[Stored entries]
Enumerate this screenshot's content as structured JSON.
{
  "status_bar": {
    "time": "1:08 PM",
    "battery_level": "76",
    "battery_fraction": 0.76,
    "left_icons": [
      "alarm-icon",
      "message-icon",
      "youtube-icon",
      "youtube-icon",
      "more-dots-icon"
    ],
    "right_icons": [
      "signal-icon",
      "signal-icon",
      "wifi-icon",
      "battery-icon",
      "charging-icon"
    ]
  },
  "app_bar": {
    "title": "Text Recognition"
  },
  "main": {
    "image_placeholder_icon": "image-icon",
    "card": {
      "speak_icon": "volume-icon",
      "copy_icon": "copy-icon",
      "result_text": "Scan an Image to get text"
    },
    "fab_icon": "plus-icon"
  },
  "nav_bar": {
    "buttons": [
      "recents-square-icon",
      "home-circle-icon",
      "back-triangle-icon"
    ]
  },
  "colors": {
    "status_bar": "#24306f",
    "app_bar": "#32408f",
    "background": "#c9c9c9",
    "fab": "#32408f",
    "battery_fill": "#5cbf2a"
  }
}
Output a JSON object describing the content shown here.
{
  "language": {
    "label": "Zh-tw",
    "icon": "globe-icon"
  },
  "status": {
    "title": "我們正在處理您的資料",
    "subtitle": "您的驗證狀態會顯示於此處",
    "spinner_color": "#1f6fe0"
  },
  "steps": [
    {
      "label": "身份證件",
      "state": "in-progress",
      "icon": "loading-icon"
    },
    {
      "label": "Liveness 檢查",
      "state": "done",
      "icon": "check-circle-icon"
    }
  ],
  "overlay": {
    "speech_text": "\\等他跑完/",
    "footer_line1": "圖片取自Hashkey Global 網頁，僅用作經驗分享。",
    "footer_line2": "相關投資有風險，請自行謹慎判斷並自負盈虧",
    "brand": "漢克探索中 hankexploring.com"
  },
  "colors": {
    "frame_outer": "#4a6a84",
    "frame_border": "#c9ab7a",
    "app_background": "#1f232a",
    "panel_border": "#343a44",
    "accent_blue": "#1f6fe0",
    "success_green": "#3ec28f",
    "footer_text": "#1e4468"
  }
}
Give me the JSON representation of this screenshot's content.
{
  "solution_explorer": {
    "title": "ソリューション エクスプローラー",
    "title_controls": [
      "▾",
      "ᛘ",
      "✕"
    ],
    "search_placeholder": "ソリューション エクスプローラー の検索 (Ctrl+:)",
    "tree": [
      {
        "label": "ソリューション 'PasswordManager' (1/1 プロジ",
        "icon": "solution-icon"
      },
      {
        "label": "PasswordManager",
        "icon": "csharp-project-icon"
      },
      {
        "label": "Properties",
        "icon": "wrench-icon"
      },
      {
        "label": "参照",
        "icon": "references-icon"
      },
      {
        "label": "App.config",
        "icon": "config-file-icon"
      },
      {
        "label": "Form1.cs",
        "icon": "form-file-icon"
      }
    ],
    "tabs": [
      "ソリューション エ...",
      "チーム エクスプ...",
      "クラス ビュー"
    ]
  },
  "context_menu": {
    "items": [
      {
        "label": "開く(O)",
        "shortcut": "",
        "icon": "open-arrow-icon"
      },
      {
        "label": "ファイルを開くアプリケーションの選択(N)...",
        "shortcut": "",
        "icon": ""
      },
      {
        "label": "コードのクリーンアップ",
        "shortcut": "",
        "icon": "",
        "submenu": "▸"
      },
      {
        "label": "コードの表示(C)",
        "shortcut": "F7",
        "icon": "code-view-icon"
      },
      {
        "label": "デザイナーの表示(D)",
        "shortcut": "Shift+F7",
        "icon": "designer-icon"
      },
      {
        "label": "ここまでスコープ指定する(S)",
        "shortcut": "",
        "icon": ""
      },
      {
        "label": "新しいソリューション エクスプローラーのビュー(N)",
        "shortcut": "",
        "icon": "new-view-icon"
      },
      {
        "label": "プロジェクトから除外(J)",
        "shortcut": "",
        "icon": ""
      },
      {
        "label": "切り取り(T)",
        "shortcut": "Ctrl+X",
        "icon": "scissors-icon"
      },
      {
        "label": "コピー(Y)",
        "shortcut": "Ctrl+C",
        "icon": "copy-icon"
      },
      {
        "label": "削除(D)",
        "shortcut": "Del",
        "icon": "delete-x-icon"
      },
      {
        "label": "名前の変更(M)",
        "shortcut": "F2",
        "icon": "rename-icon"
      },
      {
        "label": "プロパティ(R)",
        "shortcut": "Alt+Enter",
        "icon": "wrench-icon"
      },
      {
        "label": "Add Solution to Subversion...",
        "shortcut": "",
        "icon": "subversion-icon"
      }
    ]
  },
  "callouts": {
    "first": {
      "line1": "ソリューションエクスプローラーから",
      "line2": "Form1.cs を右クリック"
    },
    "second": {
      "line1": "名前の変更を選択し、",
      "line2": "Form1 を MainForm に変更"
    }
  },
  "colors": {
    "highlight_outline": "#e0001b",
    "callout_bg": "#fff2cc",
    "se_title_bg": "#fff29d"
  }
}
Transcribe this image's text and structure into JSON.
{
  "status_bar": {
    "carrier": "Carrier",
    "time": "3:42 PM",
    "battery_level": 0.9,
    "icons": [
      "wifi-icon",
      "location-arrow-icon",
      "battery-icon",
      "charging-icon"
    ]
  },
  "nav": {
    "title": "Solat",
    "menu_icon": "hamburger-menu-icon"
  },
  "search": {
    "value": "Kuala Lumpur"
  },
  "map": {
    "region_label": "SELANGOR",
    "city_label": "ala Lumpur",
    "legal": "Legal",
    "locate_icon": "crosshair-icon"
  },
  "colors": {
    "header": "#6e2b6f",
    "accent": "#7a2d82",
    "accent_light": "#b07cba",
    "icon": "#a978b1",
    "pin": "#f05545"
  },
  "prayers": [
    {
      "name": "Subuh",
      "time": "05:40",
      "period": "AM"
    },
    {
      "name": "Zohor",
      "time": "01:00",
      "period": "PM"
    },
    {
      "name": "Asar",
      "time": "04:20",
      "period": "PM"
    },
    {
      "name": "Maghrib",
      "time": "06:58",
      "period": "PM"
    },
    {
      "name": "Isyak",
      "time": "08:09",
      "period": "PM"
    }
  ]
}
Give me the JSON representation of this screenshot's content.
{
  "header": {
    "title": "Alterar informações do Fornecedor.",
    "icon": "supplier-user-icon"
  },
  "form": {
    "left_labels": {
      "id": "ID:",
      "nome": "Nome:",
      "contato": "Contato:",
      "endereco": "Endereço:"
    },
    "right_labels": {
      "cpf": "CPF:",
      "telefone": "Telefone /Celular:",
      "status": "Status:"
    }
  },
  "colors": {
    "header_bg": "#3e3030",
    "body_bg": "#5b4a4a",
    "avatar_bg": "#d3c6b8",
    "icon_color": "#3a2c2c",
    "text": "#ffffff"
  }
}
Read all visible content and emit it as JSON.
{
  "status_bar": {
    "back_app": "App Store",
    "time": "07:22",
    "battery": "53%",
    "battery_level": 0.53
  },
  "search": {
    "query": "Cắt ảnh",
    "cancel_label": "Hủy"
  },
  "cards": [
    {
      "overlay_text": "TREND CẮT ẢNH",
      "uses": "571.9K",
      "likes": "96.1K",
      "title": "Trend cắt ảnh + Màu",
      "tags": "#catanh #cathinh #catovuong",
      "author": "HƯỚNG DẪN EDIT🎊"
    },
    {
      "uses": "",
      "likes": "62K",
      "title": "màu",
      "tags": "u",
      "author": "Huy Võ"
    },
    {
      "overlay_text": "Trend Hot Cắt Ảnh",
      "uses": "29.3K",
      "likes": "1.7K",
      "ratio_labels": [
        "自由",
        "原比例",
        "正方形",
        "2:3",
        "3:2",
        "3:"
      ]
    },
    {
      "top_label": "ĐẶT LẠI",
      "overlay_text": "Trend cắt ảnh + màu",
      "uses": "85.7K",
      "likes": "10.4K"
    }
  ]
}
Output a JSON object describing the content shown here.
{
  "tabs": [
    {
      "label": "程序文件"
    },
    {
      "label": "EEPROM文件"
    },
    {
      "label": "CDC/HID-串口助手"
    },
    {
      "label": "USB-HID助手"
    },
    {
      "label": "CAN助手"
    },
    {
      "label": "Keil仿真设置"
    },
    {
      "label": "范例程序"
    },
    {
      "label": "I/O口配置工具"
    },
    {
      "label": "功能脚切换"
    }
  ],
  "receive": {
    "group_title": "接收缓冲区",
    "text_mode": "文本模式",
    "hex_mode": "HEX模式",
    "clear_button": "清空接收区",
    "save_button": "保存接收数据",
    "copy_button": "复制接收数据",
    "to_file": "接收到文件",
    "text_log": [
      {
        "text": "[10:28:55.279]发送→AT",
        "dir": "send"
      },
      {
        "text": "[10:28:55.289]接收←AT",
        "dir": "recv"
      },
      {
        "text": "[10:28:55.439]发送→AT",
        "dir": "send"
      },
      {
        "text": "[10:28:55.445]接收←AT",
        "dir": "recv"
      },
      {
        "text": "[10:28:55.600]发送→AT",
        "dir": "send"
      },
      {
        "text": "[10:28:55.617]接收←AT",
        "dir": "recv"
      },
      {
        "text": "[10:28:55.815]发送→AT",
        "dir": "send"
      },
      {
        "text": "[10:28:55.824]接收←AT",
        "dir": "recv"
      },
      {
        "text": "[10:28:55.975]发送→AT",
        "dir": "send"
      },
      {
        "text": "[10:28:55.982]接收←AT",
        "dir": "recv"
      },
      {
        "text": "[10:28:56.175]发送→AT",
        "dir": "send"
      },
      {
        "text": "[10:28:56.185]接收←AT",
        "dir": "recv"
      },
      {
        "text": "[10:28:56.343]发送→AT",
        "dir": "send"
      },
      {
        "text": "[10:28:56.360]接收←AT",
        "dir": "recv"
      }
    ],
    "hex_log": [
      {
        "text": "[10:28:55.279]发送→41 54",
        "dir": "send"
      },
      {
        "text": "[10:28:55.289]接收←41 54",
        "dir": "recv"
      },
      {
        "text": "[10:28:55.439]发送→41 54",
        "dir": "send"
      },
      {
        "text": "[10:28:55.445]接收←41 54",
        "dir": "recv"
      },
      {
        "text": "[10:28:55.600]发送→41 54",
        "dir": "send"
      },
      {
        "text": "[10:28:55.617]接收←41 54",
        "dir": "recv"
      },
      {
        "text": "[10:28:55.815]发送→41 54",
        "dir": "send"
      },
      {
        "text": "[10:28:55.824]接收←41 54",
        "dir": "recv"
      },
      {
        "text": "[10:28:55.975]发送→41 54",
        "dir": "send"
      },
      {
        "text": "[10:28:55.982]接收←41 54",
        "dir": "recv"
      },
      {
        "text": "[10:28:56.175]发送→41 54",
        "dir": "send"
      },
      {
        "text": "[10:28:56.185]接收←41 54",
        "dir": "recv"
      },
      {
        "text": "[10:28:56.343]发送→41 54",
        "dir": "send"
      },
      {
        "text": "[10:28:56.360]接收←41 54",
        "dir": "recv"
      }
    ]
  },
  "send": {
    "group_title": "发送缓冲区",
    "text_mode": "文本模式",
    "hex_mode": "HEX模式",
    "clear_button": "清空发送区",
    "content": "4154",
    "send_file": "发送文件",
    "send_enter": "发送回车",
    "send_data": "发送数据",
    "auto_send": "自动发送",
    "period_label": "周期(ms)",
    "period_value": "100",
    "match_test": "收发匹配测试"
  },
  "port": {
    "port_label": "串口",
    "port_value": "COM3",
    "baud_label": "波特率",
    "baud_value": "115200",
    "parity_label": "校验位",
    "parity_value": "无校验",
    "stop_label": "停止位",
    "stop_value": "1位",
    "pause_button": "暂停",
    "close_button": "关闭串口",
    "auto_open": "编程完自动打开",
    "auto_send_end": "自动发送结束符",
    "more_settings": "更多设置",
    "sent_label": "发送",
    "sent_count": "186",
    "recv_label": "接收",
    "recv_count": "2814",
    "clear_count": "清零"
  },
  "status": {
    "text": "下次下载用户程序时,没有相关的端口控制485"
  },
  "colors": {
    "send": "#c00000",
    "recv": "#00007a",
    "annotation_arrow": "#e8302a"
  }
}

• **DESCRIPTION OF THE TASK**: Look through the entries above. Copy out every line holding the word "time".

• **TASK RESPONSE**:
    "time": "1:08 PM",
    "time": "3:42 PM",
      "time": "05:40",
      "time": "01:00",
      "time": "04:20",
      "time": "06:58",
      "time": "08:09",
    "time": "07:22",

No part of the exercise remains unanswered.